*** Block opens ***

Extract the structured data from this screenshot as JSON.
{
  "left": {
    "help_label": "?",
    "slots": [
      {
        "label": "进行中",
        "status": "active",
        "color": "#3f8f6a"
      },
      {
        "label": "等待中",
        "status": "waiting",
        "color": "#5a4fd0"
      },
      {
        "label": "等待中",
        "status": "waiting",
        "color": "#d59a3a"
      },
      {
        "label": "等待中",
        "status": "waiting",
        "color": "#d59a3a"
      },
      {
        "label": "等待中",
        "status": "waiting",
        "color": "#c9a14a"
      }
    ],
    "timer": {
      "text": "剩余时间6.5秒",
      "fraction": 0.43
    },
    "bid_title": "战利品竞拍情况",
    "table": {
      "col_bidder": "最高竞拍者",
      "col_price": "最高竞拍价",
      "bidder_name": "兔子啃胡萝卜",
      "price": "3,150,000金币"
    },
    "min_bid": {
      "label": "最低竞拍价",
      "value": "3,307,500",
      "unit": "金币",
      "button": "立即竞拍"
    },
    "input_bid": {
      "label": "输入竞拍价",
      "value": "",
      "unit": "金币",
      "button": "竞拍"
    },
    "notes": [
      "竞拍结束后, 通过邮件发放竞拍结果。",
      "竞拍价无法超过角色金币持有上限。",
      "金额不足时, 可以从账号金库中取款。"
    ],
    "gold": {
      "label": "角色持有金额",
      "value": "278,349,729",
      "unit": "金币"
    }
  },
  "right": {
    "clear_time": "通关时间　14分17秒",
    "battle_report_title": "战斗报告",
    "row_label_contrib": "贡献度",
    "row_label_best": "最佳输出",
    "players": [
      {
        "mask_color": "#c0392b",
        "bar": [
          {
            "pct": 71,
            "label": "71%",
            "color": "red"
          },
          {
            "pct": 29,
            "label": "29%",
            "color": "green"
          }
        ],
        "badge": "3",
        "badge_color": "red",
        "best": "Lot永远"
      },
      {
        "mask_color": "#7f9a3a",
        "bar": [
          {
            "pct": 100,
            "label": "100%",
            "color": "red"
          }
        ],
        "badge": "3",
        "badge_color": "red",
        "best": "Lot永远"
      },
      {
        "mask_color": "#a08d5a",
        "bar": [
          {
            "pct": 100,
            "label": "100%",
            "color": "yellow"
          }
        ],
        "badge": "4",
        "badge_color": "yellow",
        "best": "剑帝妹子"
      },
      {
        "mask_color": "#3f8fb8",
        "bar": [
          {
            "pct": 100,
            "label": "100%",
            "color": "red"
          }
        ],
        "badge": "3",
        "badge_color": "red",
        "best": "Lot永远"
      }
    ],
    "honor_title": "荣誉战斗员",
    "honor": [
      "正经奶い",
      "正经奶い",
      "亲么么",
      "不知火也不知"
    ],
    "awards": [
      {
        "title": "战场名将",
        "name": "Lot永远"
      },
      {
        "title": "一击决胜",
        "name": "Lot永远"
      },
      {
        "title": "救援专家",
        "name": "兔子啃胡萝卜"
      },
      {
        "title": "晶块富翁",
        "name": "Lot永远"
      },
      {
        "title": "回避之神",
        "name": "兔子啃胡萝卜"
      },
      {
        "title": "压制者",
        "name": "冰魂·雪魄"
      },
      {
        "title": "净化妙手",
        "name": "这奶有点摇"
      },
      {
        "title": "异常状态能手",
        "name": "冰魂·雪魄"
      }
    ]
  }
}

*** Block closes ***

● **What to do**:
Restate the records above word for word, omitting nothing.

● **Answer area**:
Extract the structured data from this screenshot as JSON.
{
  "left": {
    "help_label": "?",
    "slots": [
      {
        "label": "进行中",
        "status": "active",
        "color": "#3f8f6a"
      },
      {
        "label": "等待中",
        "status": "waiting",
        "color": "#5a4fd0"
      },
      {
        "label": "等待中",
        "status": "waiting",
        "color": "#d59a3a"
      },
      {
        "label": "等待中",
        "status": "waiting",
        "color": "#d59a3a"
      },
      {
        "label": "等待中",
        "status": "waiting",
        "color": "#c9a14a"
      }
    ],
    "timer": {
      "text": "剩余时间6.5秒",
      "fraction": 0.43
    },
    "bid_title": "战利品竞拍情况",
    "table": {
      "col_bidder": "最高竞拍者",
      "col_price": "最高竞拍价",
      "bidder_name": "兔子啃胡萝卜",
      "price": "3,150,000金币"
    },
    "min_bid": {
      "label": "最低竞拍价",
      "value": "3,307,500",
      "unit": "金币",
      "button": "立即竞拍"
    },
    "input_bid": {
      "label": "输入竞拍价",
      "value": "",
      "unit": "金币",
      "button": "竞拍"
    },
    "notes": [
      "竞拍结束后, 通过邮件发放竞拍结果。",
      "竞拍价无法超过角色金币持有上限。",
      "金额不足时, 可以从账号金库中取款。"
    ],
    "gold": {
      "label": "角色持有金额",
      "value": "278,349,729",
      "unit": "金币"
    }
  },
  "right": {
    "clear_time": "通关时间　14分17秒",
    "battle_report_title": "战斗报告",
    "row_label_contrib": "贡献度",
    "row_label_best": "最佳输出",
    "players": [
      {
        "mask_color": "#c0392b",
        "bar": [
          {
            "pct": 71,
            "label": "71%",
            "color": "red"
          },
          {
            "pct": 29,
            "label": "29%",
            "color": "green"
          }
        ],
        "badge": "3",
        "badge_color": "red",
        "best": "Lot永远"
      },
      {
        "mask_color": "#7f9a3a",
        "bar": [
          {
            "pct": 100,
            "label": "100%",
            "color": "red"
          }
        ],
        "badge": "3",
        "badge_color": "red",
        "best": "Lot永远"
      },
      {
        "mask_color": "#a08d5a",
        "bar": [
          {
            "pct": 100,
            "label": "100%",
            "color": "yellow"
          }
        ],
        "badge": "4",
        "badge_color": "yellow",
        "best": "剑帝妹子"
      },
      {
        "mask_color": "#3f8fb8",
        "bar": [
          {
            "pct": 100,
            "label": "100%",
            "color": "red"
          }
        ],
        "badge": "3",
        "badge_color": "red",
        "best": "Lot永远"
      }
    ],
    "honor_title": "荣誉战斗员",
    "honor": [
      "正经奶い",
      "正经奶い",
      "亲么么",
      "不知火也不知"
    ],
    "awards": [
      {
        "title": "战场名将",
        "name": "Lot永远"
      },
      {
        "title": "一击决胜",
        "name": "Lot永远"
      },
      {
        "title": "救援专家",
        "name": "兔子啃胡萝卜"
      },
      {
        "title": "晶块富翁",
        "name": "Lot永远"
      },
      {
        "title": "回避之神",
        "name": "兔子啃胡萝卜"
      },
      {
        "title": "压制者",
        "name": "冰魂·雪魄"
      },
      {
        "title": "净化妙手",
        "name": "这奶有点摇"
      },
      {
        "title": "异常状态能手",
        "name": "冰魂·雪魄"
      }
    ]
  }
}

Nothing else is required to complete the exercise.